Work out how many lines in the data below contain "help", and state that count with nothing added.

▸ Entries from a dataset of interfaces:
════════════════════

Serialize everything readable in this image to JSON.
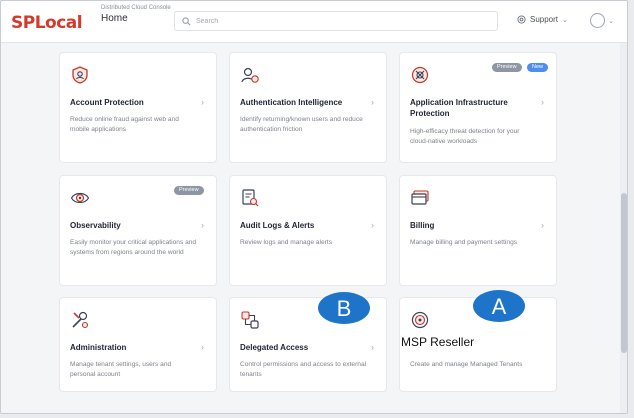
{
  "header": {
    "logo": "SPLocal",
    "console_subtitle": "Distributed Cloud Console",
    "console_title": "Home",
    "search_placeholder": "Search",
    "support_label": "Support"
  },
  "cards": [
    {
      "title": "Account Protection",
      "desc": "Reduce online fraud against web and mobile applications",
      "icon": "account-protection-icon"
    },
    {
      "title": "Authentication Intelligence",
      "desc": "Identify returning/known users and reduce authentication friction",
      "icon": "authentication-intelligence-icon"
    },
    {
      "title": "Application Infrastructure Protection",
      "desc": "High-efficacy threat detection for your cloud-native workloads",
      "icon": "application-infrastructure-icon",
      "badges": [
        "Preview",
        "New"
      ]
    },
    {
      "title": "Observability",
      "desc": "Easily monitor your critical applications and systems from regions around the world",
      "icon": "observability-icon",
      "badges": [
        "Preview"
      ]
    },
    {
      "title": "Audit Logs & Alerts",
      "desc": "Review logs and manage alerts",
      "icon": "audit-logs-icon"
    },
    {
      "title": "Billing",
      "desc": "Manage billing and payment settings",
      "icon": "billing-icon"
    },
    {
      "title": "Administration",
      "desc": "Manage tenant settings, users and personal account",
      "icon": "administration-icon"
    },
    {
      "title": "Delegated Access",
      "desc": "Control permissions and access to external tenants",
      "icon": "delegated-access-icon"
    },
    {
      "title": "MSP Reseller",
      "desc": "Create and manage Managed Tenants",
      "icon": "msp-reseller-icon"
    }
  ],
  "callouts": {
    "a": "A",
    "b": "B"
  },
  "overlay_label": "MSP Reseller",
  "colors": {
    "logo": "#d33a2c",
    "callout": "#1d74c9",
    "new_badge": "#4b8ef0",
    "preview_badge": "#8f96a3"
  }
}
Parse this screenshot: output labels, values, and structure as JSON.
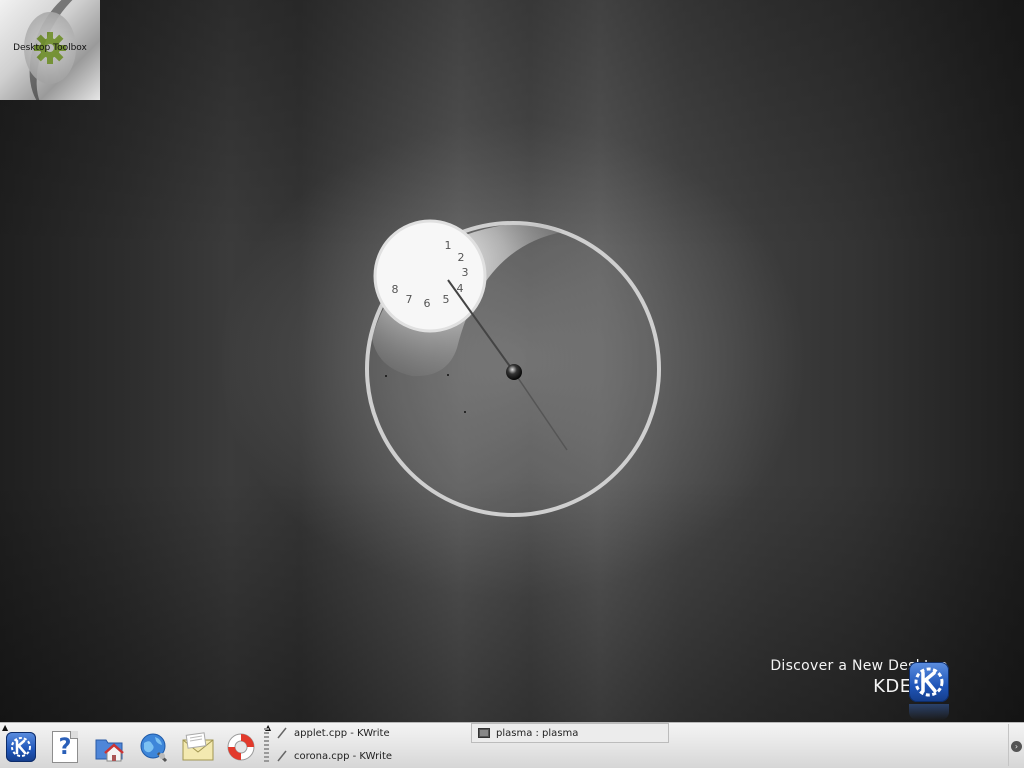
{
  "desktop": {
    "toolbox_label": "Desktop Toolbox",
    "branding": {
      "tagline": "Discover a New Desktop",
      "version": "KDE 4.0",
      "logo_icon": "kde-logo-icon"
    },
    "clock": {
      "numerals": [
        "1",
        "2",
        "3",
        "4",
        "5",
        "6",
        "7",
        "8"
      ]
    }
  },
  "panel": {
    "launchers": [
      {
        "name": "kde-menu",
        "icon": "kde-menu-icon"
      },
      {
        "name": "help",
        "icon": "help-icon",
        "glyph": "?"
      },
      {
        "name": "home-folder",
        "icon": "home-folder-icon"
      },
      {
        "name": "web-browser",
        "icon": "globe-icon"
      },
      {
        "name": "mail",
        "icon": "mail-envelope-icon"
      },
      {
        "name": "help-center",
        "icon": "lifebuoy-icon"
      }
    ],
    "tasks": [
      {
        "label": "applet.cpp - KWrite",
        "icon": "kwrite-icon"
      },
      {
        "label": "corona.cpp - KWrite",
        "icon": "kwrite-icon"
      },
      {
        "label": "plasma : plasma",
        "icon": "terminal-icon"
      }
    ],
    "systray_toggle_icon": "chevron-right-icon"
  },
  "colors": {
    "panel_bg": "#e6e6e6",
    "kde_blue": "#1f55b8"
  }
}
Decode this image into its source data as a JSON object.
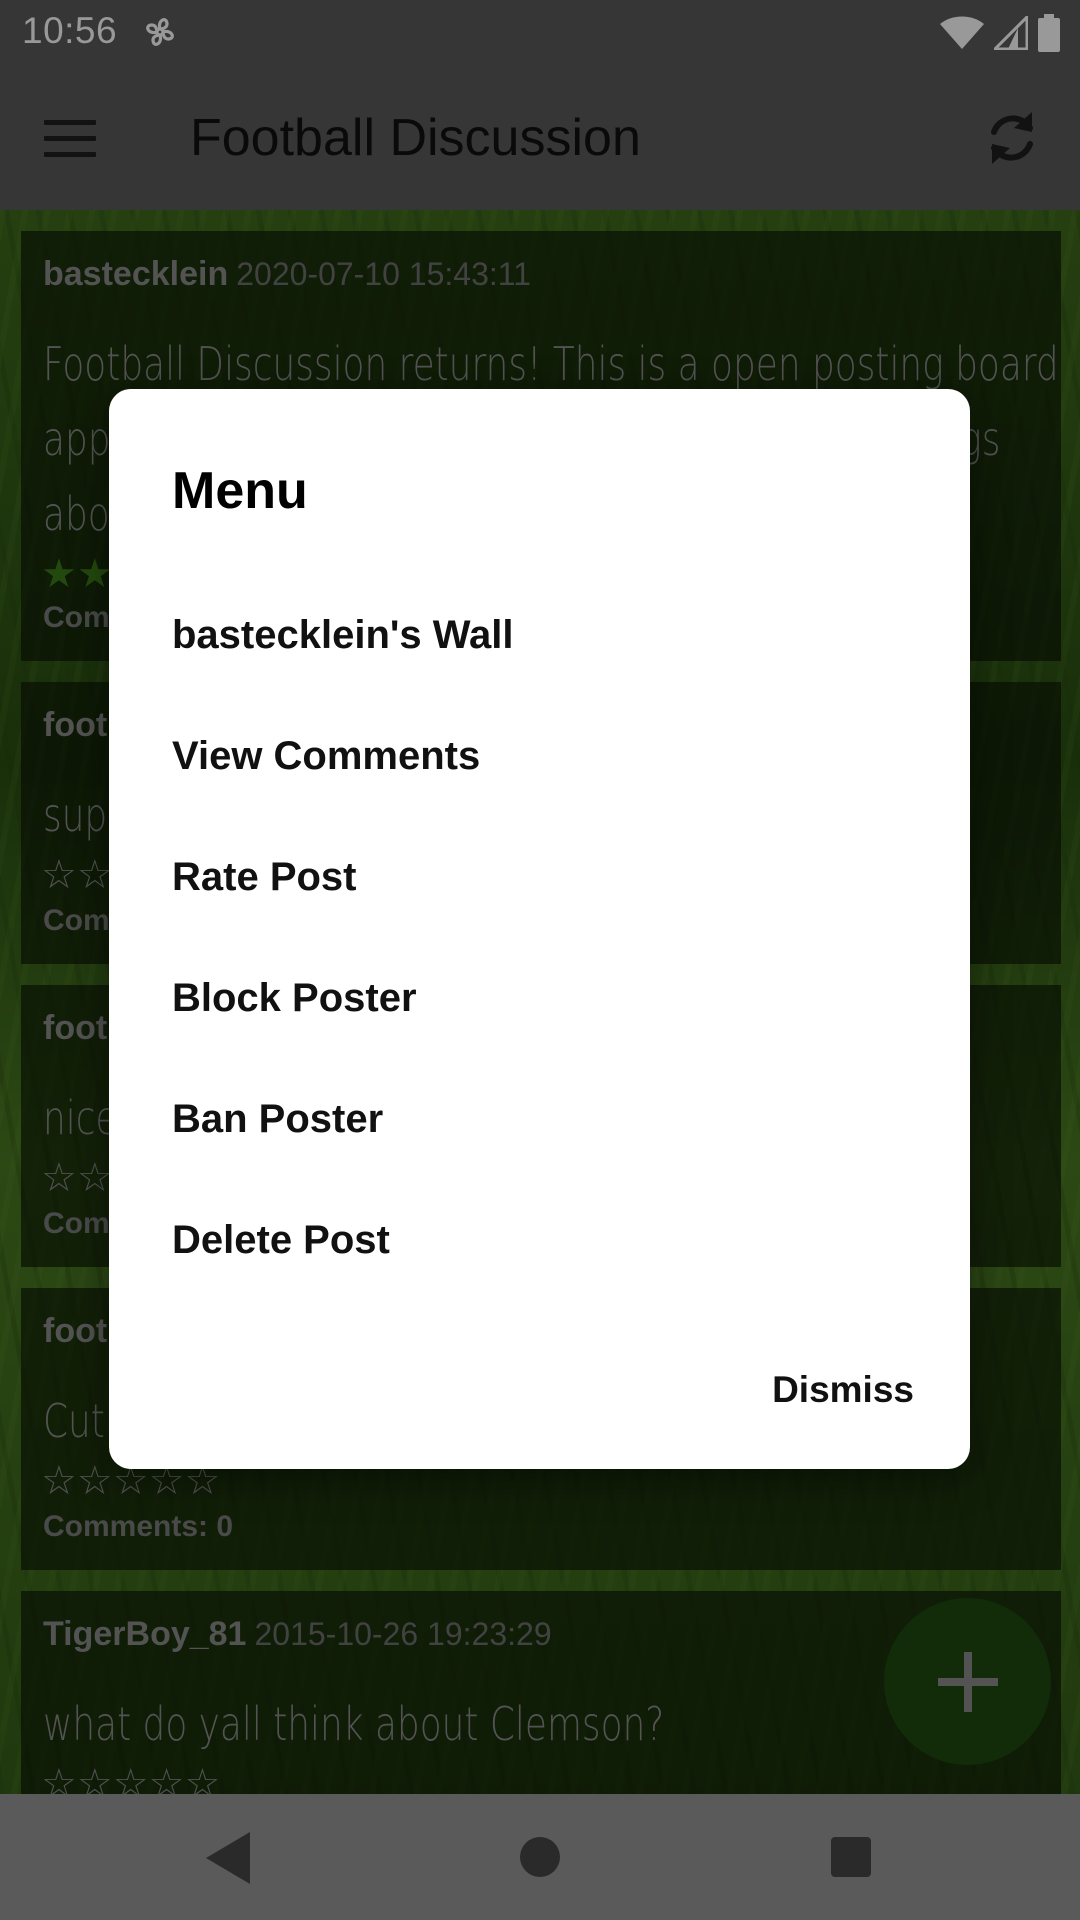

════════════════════

▸ Written solution: 3